Tom was a unique 13-year-old boy and not just because he was living with muscular dystrophy. He was a history buff who loved to read stories of the “greatest war”, World War II, where he could review honor and bravery in action.
That was how he determined his one true wish. He wished to see the sites of World War II battles in Normandy, France so he could honor the men and women who fought and died there.
“Most people take it for granted how big the impact soldiers really have on our freedom,” said Tom. As someone who was going to soon be fighting to do simple things that other people take for granted due to his diagnosis, Tom felt a need to see for himself the spots where ordinary people did extraordinary things.

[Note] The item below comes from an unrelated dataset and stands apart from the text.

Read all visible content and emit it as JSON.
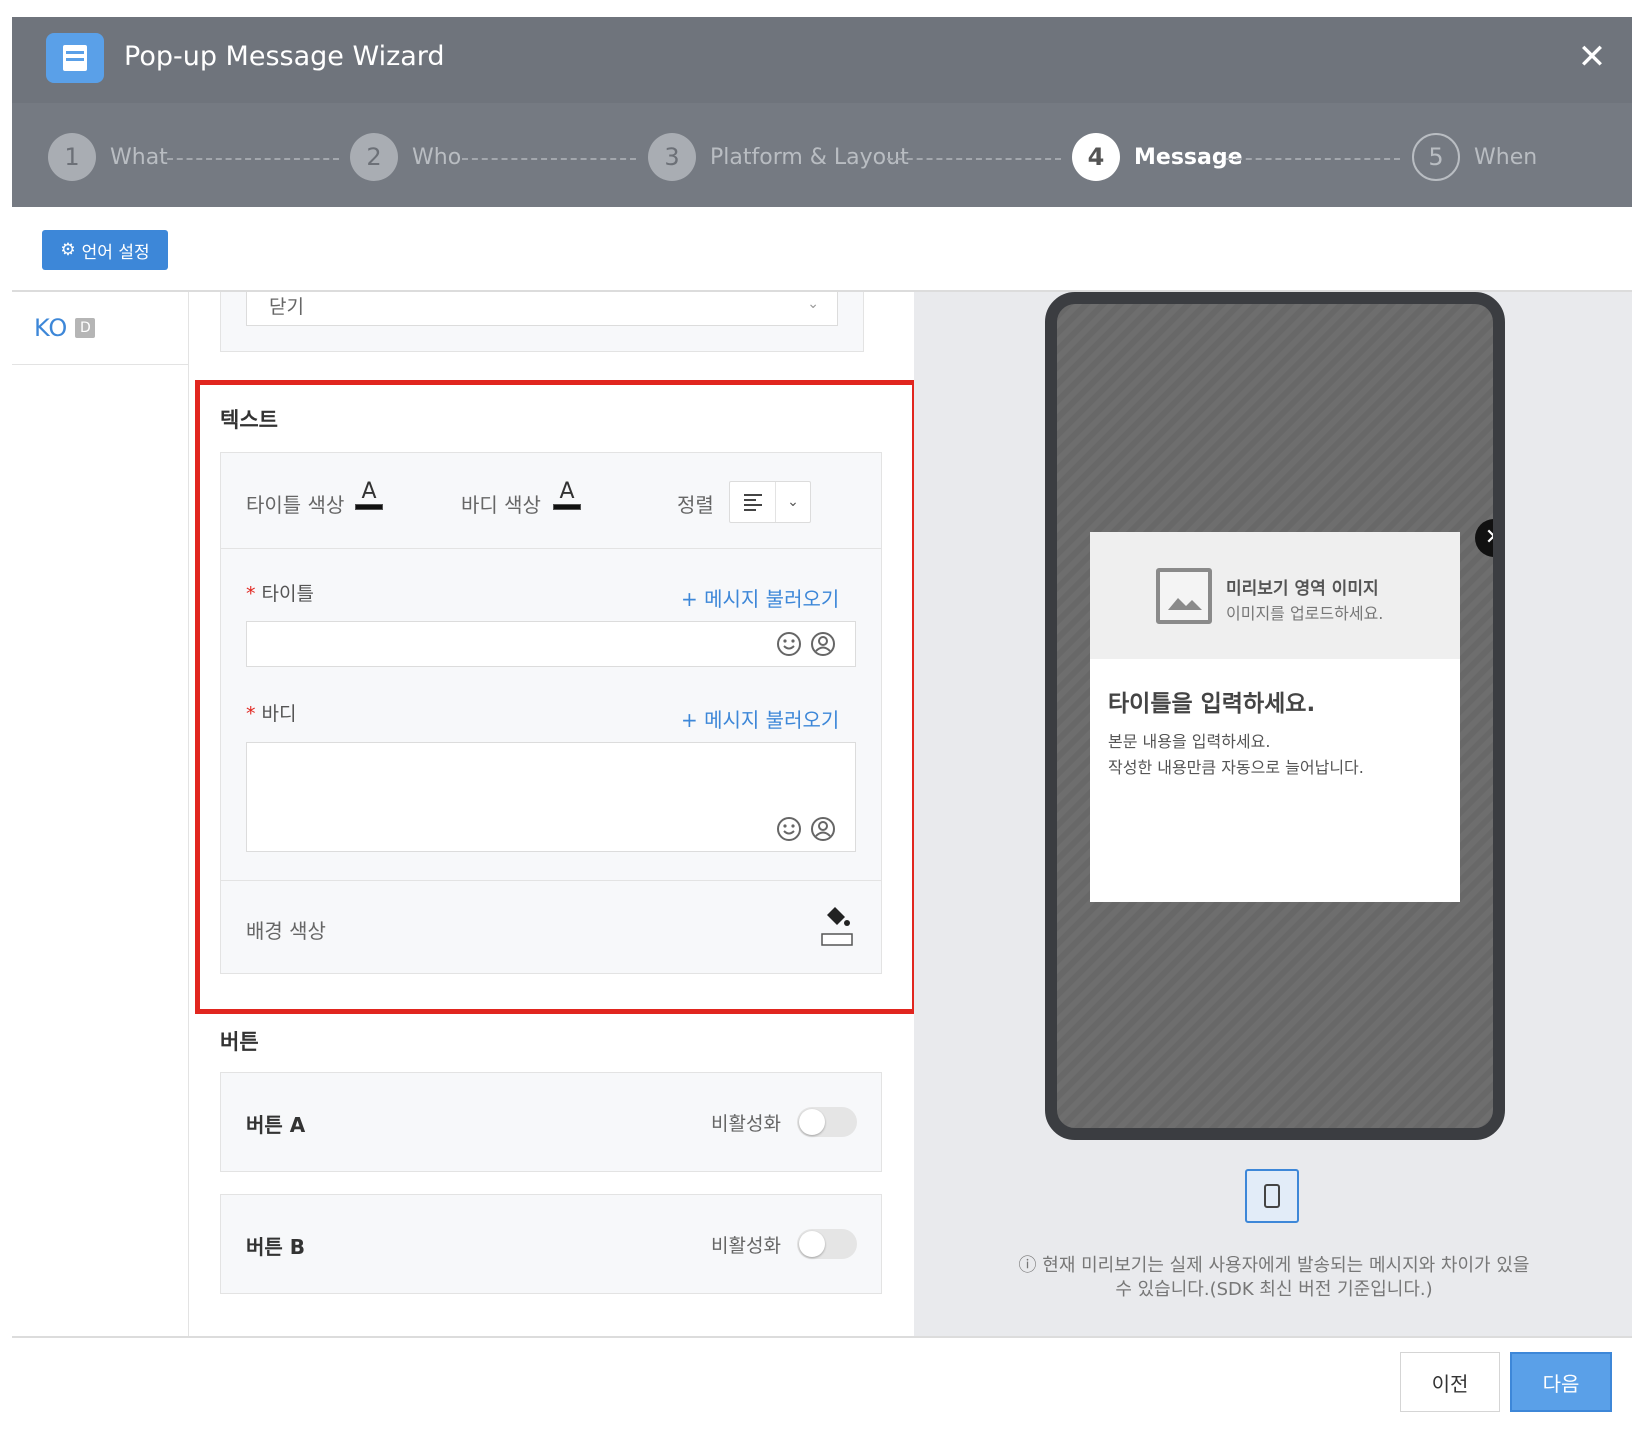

The family was flown to France and soon found themselves in Bayeux, a medieval town in Normandy. In Bayeaux, Tom and his family had personal guides to the museums, beaches and German outposts around the city. He was taken in a WWII jeep through the beach hedgerows and even walked in the footsteps of the troops. His tours extended to Arromanche, a village in Normandy famous for housing bunkers of ammunition, and to nearby Utah and Omaha beaches, where the Americans first landed.
“The area was beautiful and mysteriously showed no signs of war,” said Tom. “It’s hard to imagine these big battles happened in such a beautiful place.”
Even without signs of war, the locations were revered, Tom said.
“All the major sites had some sort of memorial to commemorate the lost,” says Tom. “It really means a lot to the towns and the people who live there.”
Tom and his family ended his wish trip in Paris but, he soon found out that even returning to Arizona did not stop people from wanting to hear his story. At the opening of the Arizona legislature just a few months after he returned from his wish trip, he was able to talk with a WWII veteran who shared his personal pictures of the war.
“I will always cherish the time I had with [the veteran] and on my wish,” said Tom. “Both continue to impact how I live my life. No matter what obstacles you have to overcome, don’t stop enjoying what you want to do in life. If this is possible, I'm sure there are a lot of other things that can come true for you. I felt overwhelmed and very happy that I got to experience something like this.”
Tom continues to share his wish story with kids who are in similar circumstances. He believes his wish has inspired other kids, giving them the idea that they can learn new things in an interesting way.
“No matter how frustrating something can be, there's a way to approach it so you can overcome it,” says Tom.